Source data:

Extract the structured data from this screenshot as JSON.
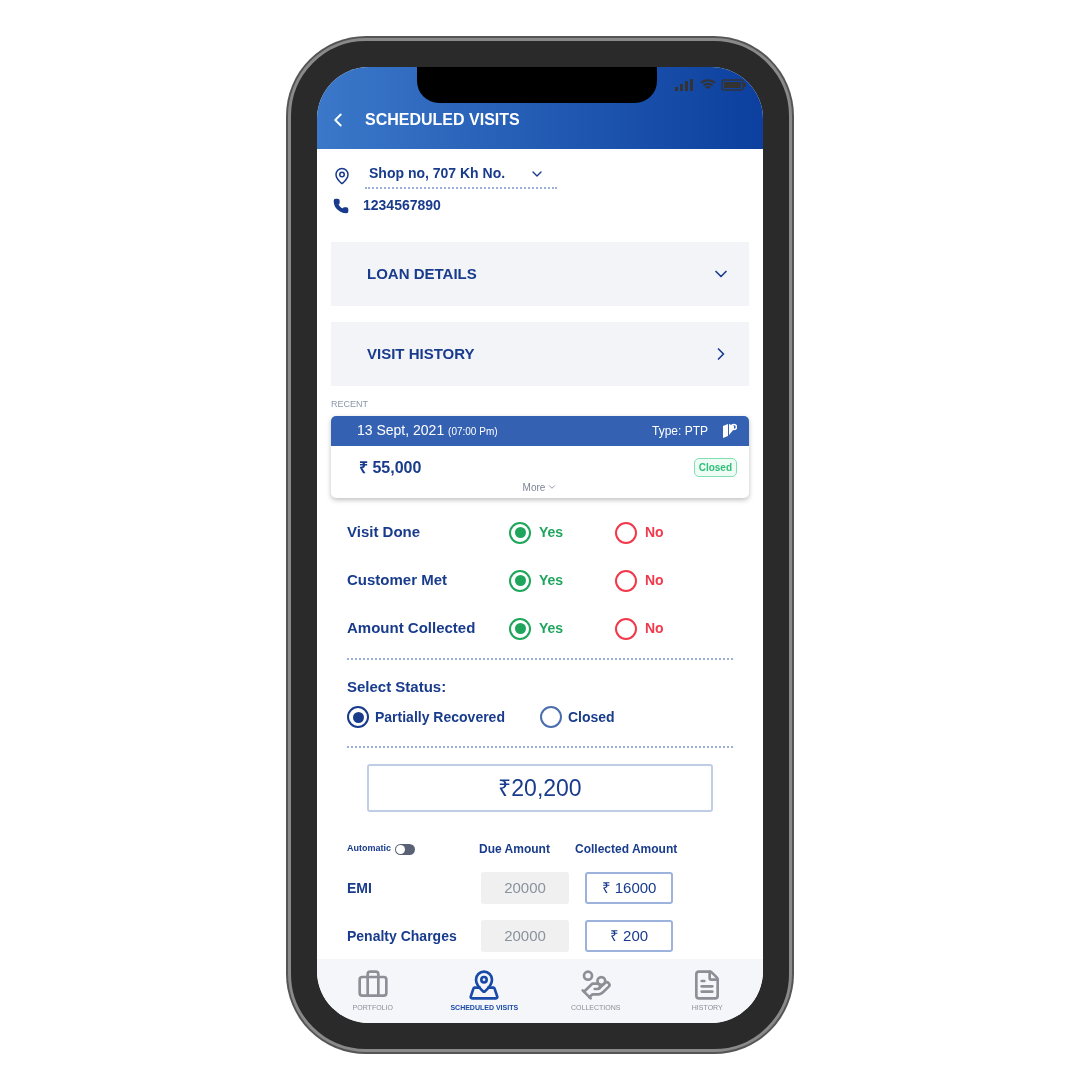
{
  "header": {
    "title": "SCHEDULED VISITS"
  },
  "contact": {
    "address": "Shop no, 707 Kh No.",
    "phone": "1234567890"
  },
  "sections": [
    {
      "label": "LOAN DETAILS",
      "kind": "expand"
    },
    {
      "label": "VISIT HISTORY",
      "kind": "link"
    }
  ],
  "recent": {
    "label": "RECENT",
    "date": "13 Sept, 2021",
    "time": "(07:00 Pm)",
    "type": "Type: PTP",
    "amount": "₹ 55,000",
    "status": "Closed",
    "more": "More"
  },
  "questions": [
    {
      "label": "Visit Done",
      "options": [
        {
          "label": "Yes",
          "kind": "yes",
          "selected": true
        },
        {
          "label": "No",
          "kind": "no",
          "selected": false
        }
      ]
    },
    {
      "label": "Customer Met",
      "options": [
        {
          "label": "Yes",
          "kind": "yes",
          "selected": true
        },
        {
          "label": "No",
          "kind": "no",
          "selected": false
        }
      ]
    },
    {
      "label": "Amount Collected",
      "options": [
        {
          "label": "Yes",
          "kind": "yes",
          "selected": true
        },
        {
          "label": "No",
          "kind": "no",
          "selected": false
        }
      ]
    }
  ],
  "status": {
    "label": "Select Status:",
    "options": [
      {
        "label": "Partially Recovered",
        "selected": true
      },
      {
        "label": "Closed",
        "selected": false
      }
    ]
  },
  "total": {
    "value": "₹20,200"
  },
  "table": {
    "automatic": {
      "label": "Automatic",
      "on": false
    },
    "columns": [
      "Due Amount",
      "Collected Amount"
    ],
    "rows": [
      {
        "label": "EMI",
        "due": "20000",
        "collected": "₹ 16000"
      },
      {
        "label": "Penalty Charges",
        "due": "20000",
        "collected": "₹ 200"
      }
    ]
  },
  "nav": [
    {
      "label": "PORTFOLIO",
      "kind": "briefcase",
      "selected": false
    },
    {
      "label": "SCHEDULED VISITS",
      "kind": "pin",
      "selected": true
    },
    {
      "label": "COLLECTIONS",
      "kind": "cash",
      "selected": false
    },
    {
      "label": "HISTORY",
      "kind": "doc",
      "selected": false
    }
  ]
}
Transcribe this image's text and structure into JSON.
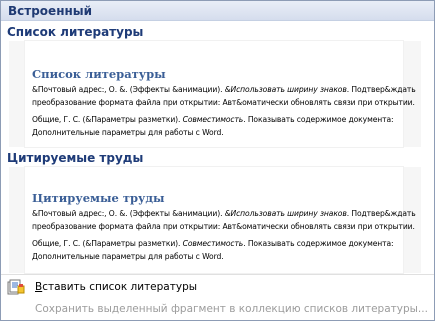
{
  "header": {
    "title": "Встроенный"
  },
  "items": [
    {
      "section_title": "Список литературы",
      "preview_heading": "Список литературы",
      "line1a": "&Почтовый адрес:, О. &. (Эффекты &анимации). ",
      "line1b": "&Использовать ширину знаков",
      "line1c": ". Подтвер&ждать",
      "line2": "преобразование формата файла при открытии: Авт&оматически обновлять связи при открытии.",
      "line3a": "Общие, Г. С. (&Параметры разметки). ",
      "line3b": "Совместимость",
      "line3c": ". Показывать содержимое документа:",
      "line4": "Дополнительные параметры для работы с Word."
    },
    {
      "section_title": "Цитируемые труды",
      "preview_heading": "Цитируемые труды",
      "line1a": "&Почтовый адрес:, О. &. (Эффекты &анимации). ",
      "line1b": "&Использовать ширину знаков",
      "line1c": ". Подтвер&ждать",
      "line2": "преобразование формата файла при открытии: Авт&оматически обновлять связи при открытии.",
      "line3a": "Общие, Г. С. (&Параметры разметки). ",
      "line3b": "Совместимость",
      "line3c": ". Показывать содержимое документа:",
      "line4": "Дополнительные параметры для работы с Word."
    }
  ],
  "commands": {
    "insert_label_accel": "В",
    "insert_label_rest": "ставить список литературы",
    "save_label": "Сохранить выделенный фрагмент в коллекцию списков литературы..."
  },
  "icons": {
    "insert": "bibliography-insert-icon"
  }
}
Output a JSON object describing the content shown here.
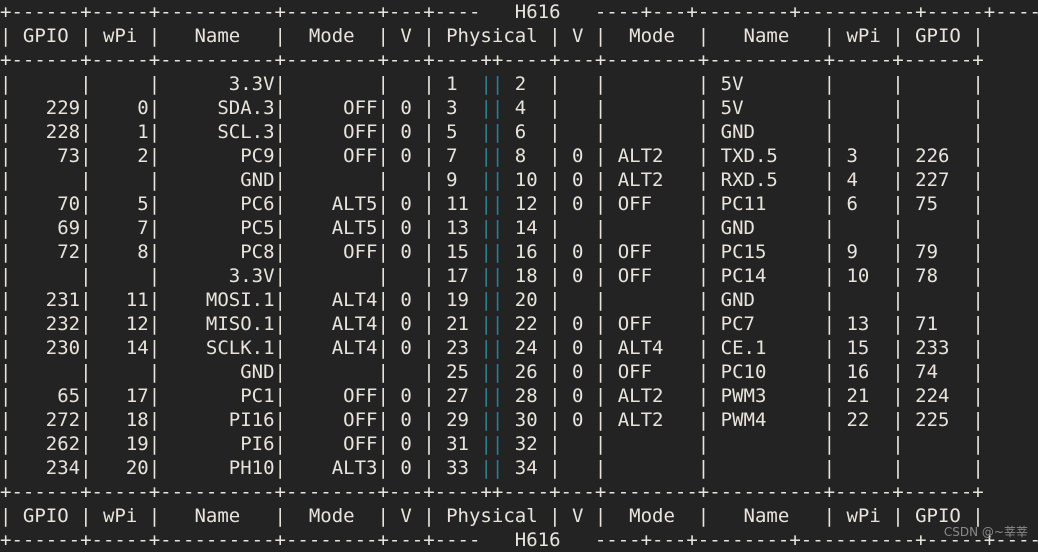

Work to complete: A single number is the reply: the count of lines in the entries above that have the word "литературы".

Exercise output: 4